From the earliest days of the Christian religion the Church has honoured with great respect the memory of the dead. The whole month of November is an interesting time of prayer in the Church as it is filled with many important feast days and it includes the days on which we commemorate all the saints and all the faithful departed.
1 November – All Saints Day
All Saints’ Day, also known as the Feast or Solemnity of All Saints, is celebrated every year on 1 November. On this day, which is a Holy Day of Obligation, we honour all of the Saints and ask them to pray for us.
2 November – All Souls’ Day
All Souls’ Day or more formally ‘the Commemoration of the Faithful Departed’ is a solemn celebration commemorating all of those who have died and is observed on 2 November.
‘Indeed, the Church in its pilgrim members, from the very earliest days of the Christian religion, has honoured with great respect the memory of the dead; and “because it is a holy and a wholesome thought to pray for the dead that they may be loosed from their sins” (2 Mac 12, 46) she offers her suffrages for them. These consist, primarily, in the celebration of the holy sacrifice of the Eucharist, mercy, and the application of indulgences to the souls of the faithful departed’ (Directory on Popular Piety and the Liturgy, 251).
Vatican announces changes to Plenary Indulgence for the Month of November
Plenary Indulgence during month of November
Due to the coronavirus pandemic and the need to avoid large groups from forming where prohibited, the Plenary Indulgence applicable to thedeceased by those who visit a cemetery has been extended beyond the normal dates of 1 to 8 November. This year, the indulgence can be obtained by anyone who visits a cemetery, even if only mentally, on any day in November, and devoutly prays for the faithful departed.
Plenary Indulgence for Feast of All Souls’ Day
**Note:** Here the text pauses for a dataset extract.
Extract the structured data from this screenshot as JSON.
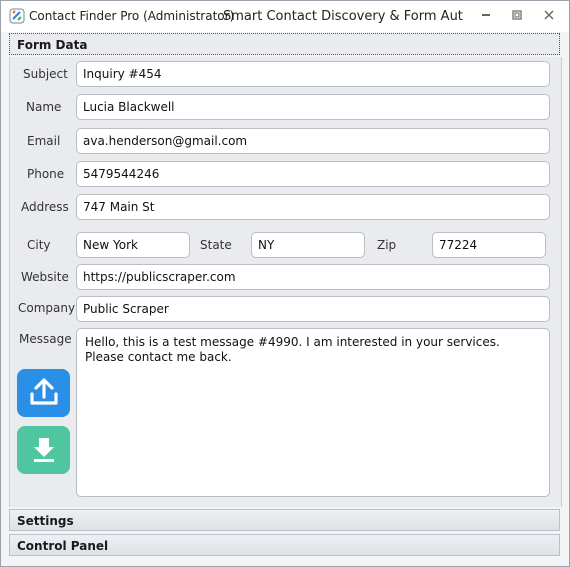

Regarding the Plenary Indulgence attached to All Souls’ Day, 2 November, this year, it can be obtained not only on the preceding or succeeding Sunday, or on the actual Feast day, but on any other day of the month chosen by each member of the faithful. In this case, the indulgence is obtained by “devoutly visiting a church or an oratory”, along with the recitation of the Our Father and the Creed, and the other requirements associated with a Plenary Indulgence.
For anyone who cannot leave their home for various reasons, including anti-Covid restrictions, they too can obtain the Plenary Indulgence by “uniting themselves spiritually to other members of the faithful”. In this case, the condition of being “completely detached from sin” and the intention of completing the other requirements for obtaining a Plenary Indulgence remain. These conditions are Sacramental Confession, reception of Holy Communion and a prayer for the Holy Father’s intentions.
The Decree suggests that such prayer take place before an “image of Jesus or the Blessed Virgin Mary”. Among the various prayers that are recommended are “prayers for the deceased, Morning or Evening Prayer from the Office of the Dead, the Rosary, the Divine Mercy Chaplet, meditating on various Gospel passages proposed for the liturgy of the Dead, or completing a work of mercy by offering to God the suffering and discomforts of one’s own life”.
Invitation to Priests
Directing a word to priests, the Decree asks that they make the Sacrament of Confession generously available and that they make Holy Communion available to the sick. In addition, all priests are invited to offer three Masses on All Souls’ Day.